Rotating mount allows for quick lens changes during filming
Before zoom lenses arrived on the scene, film makers used cameras featuring a few different lenses mounted to a rotating disc – meaning that they could switch from wide to close up to telephoto in the blink of an eye. Looking for a quick way to switch between different zoom ratios on large format modern cameras, award-winning cinematographer Ian Kerr, CSC, tapped into the past to create the MultiTurret.
"This turret began as an exasperated joke," explained Kerr. "A frustrated, hands-thrown-up-in-the-air reply to the problem I've encountered again and again since verite documentaries began to shoot on larger (S35) sensors: I can't get a wide shot and then, a moment later, a close-up."
"I decided to reach back in time and build something from the pre-zoom lens days: a re-imagined lens turret with a twist," said Kerr. " By using the flange focal length difference between a traditional camera lenses and those of mirrorless digital cameras, I could eke out enough space to do lens and camera adaptions and perhaps jam a filter in there."

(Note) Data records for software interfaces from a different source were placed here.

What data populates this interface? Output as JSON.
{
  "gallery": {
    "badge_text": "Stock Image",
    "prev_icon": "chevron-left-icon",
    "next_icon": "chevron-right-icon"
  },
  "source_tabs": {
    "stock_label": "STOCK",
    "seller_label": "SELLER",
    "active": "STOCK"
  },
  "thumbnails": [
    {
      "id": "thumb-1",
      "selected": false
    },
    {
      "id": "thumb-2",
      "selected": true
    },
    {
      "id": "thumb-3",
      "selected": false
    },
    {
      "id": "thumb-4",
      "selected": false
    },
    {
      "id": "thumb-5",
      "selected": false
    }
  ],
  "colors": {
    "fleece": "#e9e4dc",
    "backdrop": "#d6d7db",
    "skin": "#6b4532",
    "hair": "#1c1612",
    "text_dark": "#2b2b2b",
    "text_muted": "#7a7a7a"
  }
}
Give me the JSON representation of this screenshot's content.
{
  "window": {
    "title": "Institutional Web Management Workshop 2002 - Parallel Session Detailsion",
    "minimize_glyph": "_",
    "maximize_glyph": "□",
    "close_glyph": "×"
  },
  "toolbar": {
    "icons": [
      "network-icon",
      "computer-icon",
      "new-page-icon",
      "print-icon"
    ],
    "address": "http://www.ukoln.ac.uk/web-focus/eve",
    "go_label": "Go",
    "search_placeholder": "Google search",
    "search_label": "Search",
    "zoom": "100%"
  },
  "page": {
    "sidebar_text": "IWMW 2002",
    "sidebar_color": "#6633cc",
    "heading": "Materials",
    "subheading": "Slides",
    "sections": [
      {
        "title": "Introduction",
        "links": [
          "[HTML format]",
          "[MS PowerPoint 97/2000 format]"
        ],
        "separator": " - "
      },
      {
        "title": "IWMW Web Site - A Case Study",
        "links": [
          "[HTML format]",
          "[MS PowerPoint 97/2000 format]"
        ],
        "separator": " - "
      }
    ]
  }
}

The device allows the videographer to switch between the attached lenses – from prime to zoom to wide angle perhaps – without needing to take an assistant along for the shoot. Currently in prototype form, it works with Sony FS7 Mk2, A7S/R, Venice and other alpha mount cameras, and is compatible with "select EF mount lenses" at the moment. The MultiTurret also potentially allows for different mount systems to be catered for on the same turret, with PL and F mounts given as an example.
The prototype is attached to the camera via the body lens mount and an extra bracket, with a couple of bolts supporting system weight. The aim is to allow users to install or remove the MultiTurret in less than 45 seconds, though switching between lenses while filming is of course much quicker.
Kerr and team showed off the prototype at NAB 2019 last week, where it won Best of Show, and are currently looking into bringing the device to production.
There's a video of the device in action via the source link below.